Wednesday, March 26, 2014
Easy and flavorful, these fluffy buns could be a meal in themselves
When was the last time you had a really good dinner roll? One with a golden crust and a pillowy, yeasty interior? With enough butter-kissed flavor that piling more butter on at table is an indulgence, not a necessity?
If you buy dinner rolls at the supermarket, it’s probably been a long time since you’ve had one that’s really worth eating. Fortunately, however, making your own is quite easy. And although it takes a while for the dough to rise, your hands-on time is only a few minutes.
So for your next dinner party or holiday meal (these are a natural at Easter), why not surprise your guests with a basket of fresh, homemade dinner rolls? They’ll disappear in a hurry, guaranteed. Just remind everyone to save some room for the rest of the meal.
Wednesday, March 19, 2014
Spicy, garlicky sauce cries out for dunkable bread
If there were a “truth in advertising” law for recipes, this one would get busted. Because New Orleans Barbecue Shrimp isn’t really barbecue at all. And shrimp don’t even play the leading role. Instead, it’s the sauce you’re after—a butter-heavy dunking mix that’s liberally spiced (and delightfully seasoned with garlic). You’ll want to mop up every last drop with crusty French bread.
Given the amount of butter in the sauce, this dish clearly is no diet food. But did you really expect it to be, with “New Orleans” in the name? That part, at least, is for real.
Wednesday, March 12, 2014
This cinnamon-coated coconut cream candy is a Philadelphia St. Pat’s tradition
Certain cities have iconic foods associated with them. Boston? Clam chowder and baked beans. New York? Thin-crust pizza and bagels.
How about Philadelphia? You may think Philly cheese steaks, hoagies, and soft pretzels. But Irish Potato Candy? Maybe you haven’t heard of this treat.
Irish Potato Candy is a traditional Philly confection that (despite its name) did not originate in Ireland. Nor does it contain potato. But the shape of these candies and their reddish-brown coating make them look like little round spuds—hence the name.
These candies may sound a bit odd, but wait until you bite into one of these diminutive darlings. Their flavor is no small potatoes.
Wednesday, March 5, 2014
A New Orleans original
Vieux Carré means “old square” in French. It also happens to be what they called New Orleans’ French Quarter back in the day.

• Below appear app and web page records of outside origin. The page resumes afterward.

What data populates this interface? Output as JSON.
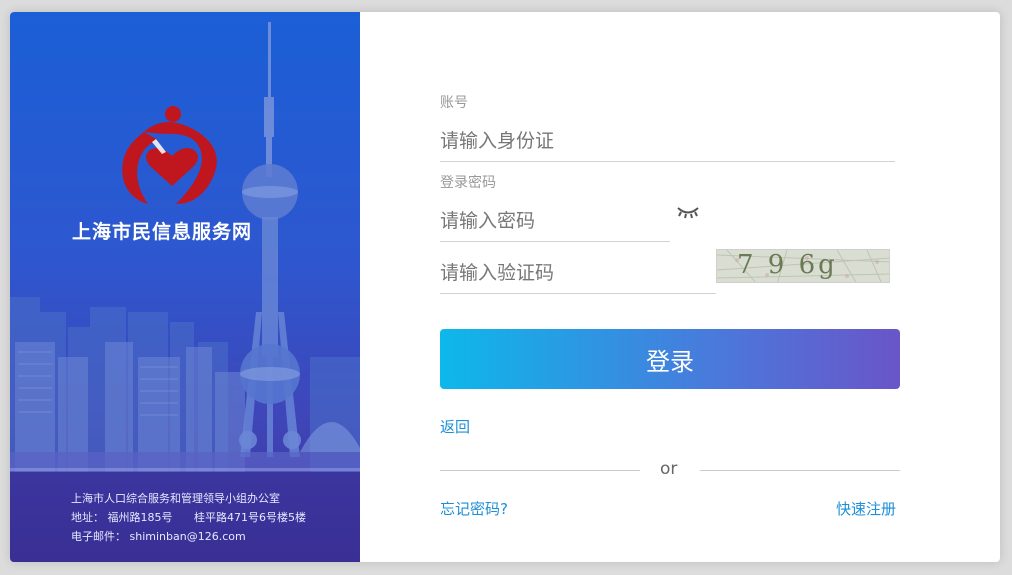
{
  "brand": {
    "name": "上海市民信息服务网",
    "colors": {
      "logo_red": "#c0161e",
      "accent_blue": "#1e8fd8",
      "panel_blue": "#2e57cf"
    }
  },
  "footer": {
    "office": "上海市人口综合服务和管理领导小组办公室",
    "address_label": "地址：",
    "address_1": "福州路185号",
    "address_2": "桂平路471号6号楼5楼",
    "email_label": "电子邮件：",
    "email": "shiminban@126.com"
  },
  "form": {
    "account_label": "账号",
    "account_placeholder": "请输入身份证",
    "password_label": "登录密码",
    "password_placeholder": "请输入密码",
    "password_toggle_icon": "eye-closed-icon",
    "captcha_placeholder": "请输入验证码",
    "captcha_text": "7 9 6g",
    "login_label": "登录",
    "back_label": "返回",
    "or_label": "or",
    "forgot_label": "忘记密码?",
    "register_label": "快速注册"
  }
}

So when Walter Bergeron invented this cocktail in the 1930s (while tending bar at a hotel in the French Quarter), it was a no-brainer to name it after the Big Easy’s oldest and most famous neighborhood.
The watering hole where Bergeron worked is now called the Carousel Bar. And yes, it resembles (and revolves like) a carnival carousel.
If you’d like to ride the painted ponies, but can’t make it to Nawlins right now, no worries. Just mix up a Vieux Carré Cocktail—and take your palate for a spin.
Sunday, March 2, 2014
New Orleans flavor in your own kitchen
The US has loads of interesting regional dishes. One of the best known is gumbo, a hearty stew-like dish with bottomless flavor. Gumbo originated in south Louisiana eons ago. Today it’s made with a wide variety of meat and seafoods, in both Cajun and Creole styles. It’s so popular (and the variations are so endless) that probably every family in Louisiana has their own unique recipe.
All gumbos are based on a long-cooked roux (the flour-and-fat mixture that also forms the basis for many gravies). When we make gravy, we usually cook the roux for only a few minutes. For gumbo, we need to cook it for at least half an hour, and usually more like 45 to 60 minutes. It’s a bit of work, yes. But the flavor payoff is worth it. And that flavor is the essence of gumbo.
Mardi Gras is coming up this Tuesday—and it’s the biggest celebration of the year in New Orleans. What better way to join in the festivities than by making a batch of gumbo for yourself? It’s like a party in a bowl.